Ive bought and documented quite a few 2oo2 black label and red, all of the black label 2oo2s I weighed were definitely lighter to their red label counterparts.
Ive gotten into a few spirted debates about it but the scales don't lie.
Ive read a lot of stories thru the years that 70s era paistes easily cracked etc etc, who really knows but its great propaganda for one cymbal maker to push that against their competition true or not, and no cymbal maker wants that to be common talk about their wares. so when paiste went to the red labels 2oo2s it may have been reason? or part of the reason the red 2oo2s got thicker, it was put to me Erik from paiste said the 2oo2 weights never changed with the red logo change, but again business is business and it's not the thing a manufacturer would say and give more ammo to the competition.
I've had documented over 30 black label 2oo2s to Red 2oo2s and the red label averaged 10% heavier
OR
the black label 2oo2 were 10% lighter,
Absolutely correct on all points.
I have over 35 black and red label 2002’s and almost all of the black label cymbals are as stated lighter to some degree.
Early 80’s red label are some of the heaviest. Newer ones are lighter but still usually slightly heavier than any of the black counter parts.
 

cymbal.wiki
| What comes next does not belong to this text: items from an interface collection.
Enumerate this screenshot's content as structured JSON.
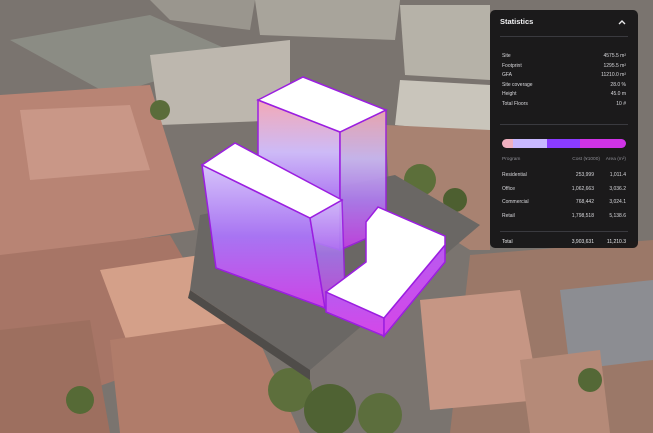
{
  "panel": {
    "title": "Statistics",
    "collapse_icon": "chevron-up-icon"
  },
  "stats": [
    {
      "label": "Site",
      "value": "4575.5 m²"
    },
    {
      "label": "Footprint",
      "value": "1295.5 m²"
    },
    {
      "label": "GFA",
      "value": "11210.0 m²"
    },
    {
      "label": "Site coverage",
      "value": "28.0 %"
    },
    {
      "label": "Height",
      "value": "45.0 m"
    },
    {
      "label": "Total Floors",
      "value": "10 #"
    }
  ],
  "program_table": {
    "headers": {
      "program": "Program",
      "cost": "Cost (¥1000)",
      "area": "Area (m²)"
    },
    "rows": [
      {
        "program": "Residential",
        "cost": "253,999",
        "area": "1,011.4",
        "color": "#f0b0c0"
      },
      {
        "program": "Office",
        "cost": "1,062,663",
        "area": "3,036.2",
        "color": "#c8b8ff"
      },
      {
        "program": "Commercial",
        "cost": "768,442",
        "area": "3,024.1",
        "color": "#8a3cff"
      },
      {
        "program": "Retail",
        "cost": "1,798,518",
        "area": "5,138.6",
        "color": "#cf33e6"
      }
    ],
    "total": {
      "label": "Total",
      "cost": "3,903,631",
      "area": "11,210.3"
    }
  },
  "program_mix_shares": [
    0.09,
    0.27,
    0.27,
    0.37
  ],
  "colors": {
    "panel_bg": "#121214",
    "accent_purple": "#a020f0",
    "accent_pink": "#f0b0c0"
  }
}
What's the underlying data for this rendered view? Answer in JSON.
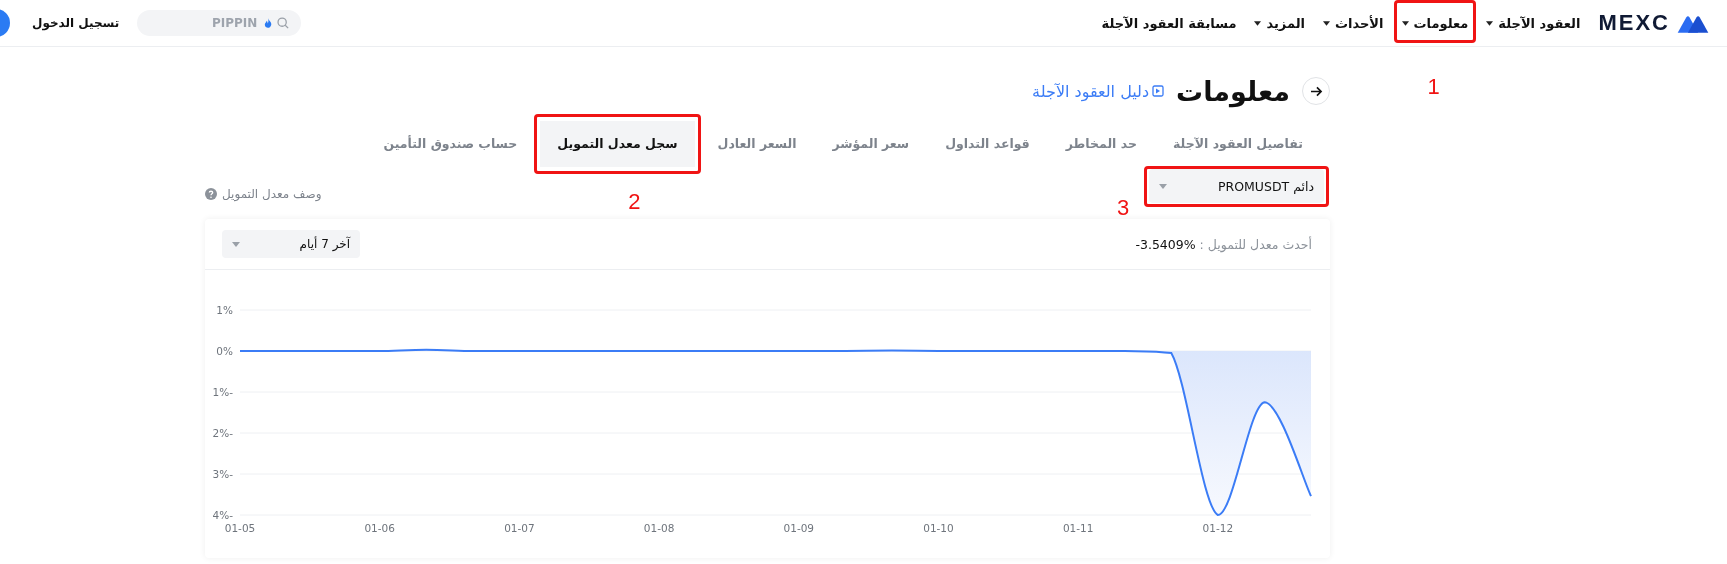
{
  "header": {
    "logo": "MEXC",
    "nav": [
      {
        "label": "العقود الآجلة",
        "caret": true
      },
      {
        "label": "معلومات",
        "caret": true,
        "annotation": "1"
      },
      {
        "label": "الأحداث",
        "caret": true
      },
      {
        "label": "المزيد",
        "caret": true
      },
      {
        "label": "مسابقة العقود الآجلة",
        "caret": false
      }
    ],
    "search": {
      "placeholder": "PIPPIN"
    },
    "login": "تسجيل الدخول"
  },
  "page": {
    "title": "معلومات",
    "guide_link": "دليل العقود الآجلة"
  },
  "tabs": [
    {
      "label": "تفاصيل العقود الآجلة",
      "selected": false
    },
    {
      "label": "حد المخاطر",
      "selected": false
    },
    {
      "label": "قواعد التداول",
      "selected": false
    },
    {
      "label": "سعر المؤشر",
      "selected": false
    },
    {
      "label": "السعر العادل",
      "selected": false
    },
    {
      "label": "سجل معدل التمويل",
      "selected": true,
      "annotation": "2"
    },
    {
      "label": "حساب صندوق التأمين",
      "selected": false
    }
  ],
  "contract_select": {
    "value": "دائم PROMUSDT",
    "annotation": "3"
  },
  "funding_info_link": "وصف معدل التمويل",
  "chart_card": {
    "latest_label": "أحدث معدل للتمويل :",
    "latest_value": "%3.5409-",
    "period": "آخر 7 أيام",
    "chart_data": {
      "type": "area",
      "categories": [
        "01-05",
        null,
        null,
        "01-06",
        null,
        null,
        "01-07",
        null,
        null,
        "01-08",
        null,
        null,
        "01-09",
        null,
        null,
        "01-10",
        null,
        null,
        "01-11",
        null,
        null,
        "01-12",
        null,
        null
      ],
      "series": [
        {
          "color": "#3b7cf6",
          "values": [
            0,
            0,
            0,
            0,
            0.03,
            0,
            0,
            0,
            0,
            0,
            0,
            0,
            0,
            0,
            0.01,
            0,
            0,
            0,
            0,
            0,
            -0.05,
            -4.0,
            -1.25,
            -3.54
          ]
        }
      ],
      "ylim": [
        -4,
        1
      ],
      "grid": true,
      "yticks": [
        {
          "value": 1,
          "label": "1%"
        },
        {
          "value": 0,
          "label": "0%"
        },
        {
          "value": -1,
          "label": "1%-"
        },
        {
          "value": -2,
          "label": "2%-"
        },
        {
          "value": -3,
          "label": "3%-"
        },
        {
          "value": -4,
          "label": "4%-"
        }
      ]
    }
  }
}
Well-Known Member
Joined
Oct 25, 2020
Messages
74
Reaction score
170
Location
Auckland New Zealand
Absolutely correct on all points.
I have over 35 black and red label 2002’s and almost all of the black label cymbals are as stated lighter to some degree.
Early 80’s red label are some of the heaviest. Newer ones are lighter but still usually slightly heavier than any of the black counter parts.
I presume your 35 refers to your total collection of 2002s. If so I presume you are speaking of a variety of diameters and models? Comparisons need to be made within specific model and diameter (with the model ink intact) for the two time periods. Based on my research on weight variation I suggest about 25 of each. So to recap by example that's 25 20" Red Label 2002 Mediums and 25 20" Black Label Mediums. That is just for a comparison of a single diameter and model. I'd love to incorporate your data into the wiki and include it in an analysis of weights in different periods.
 
Last edited:

Talktotommy

Well-Known Member
Joined
May 27, 2018
Messages
94
Reaction score
101
Location
Mass
Yes that is total collection.
I have a notebook with all serial numbers , models and sizes listed.
All ink stamps are visible. I’ll have to dig it out and can post comparisons. There were only a couple of instances where a same model red was what I would call within a reasonable tolerance.
A few of my black ones are almost mint and even on those the hammering also is lighter.
 

DrumR69

Very well Known Member
Platinum Supporting Member
Joined
May 11, 2013
Messages
745
Reaction score
263
Location
Massachusetts
Cymbal,
I don't know if you have these but if not,
Black Label - HiHats - rock - top 1151g- Bottom 1240g
Red Label - 17" crash - 1260g

Wayne
 


Top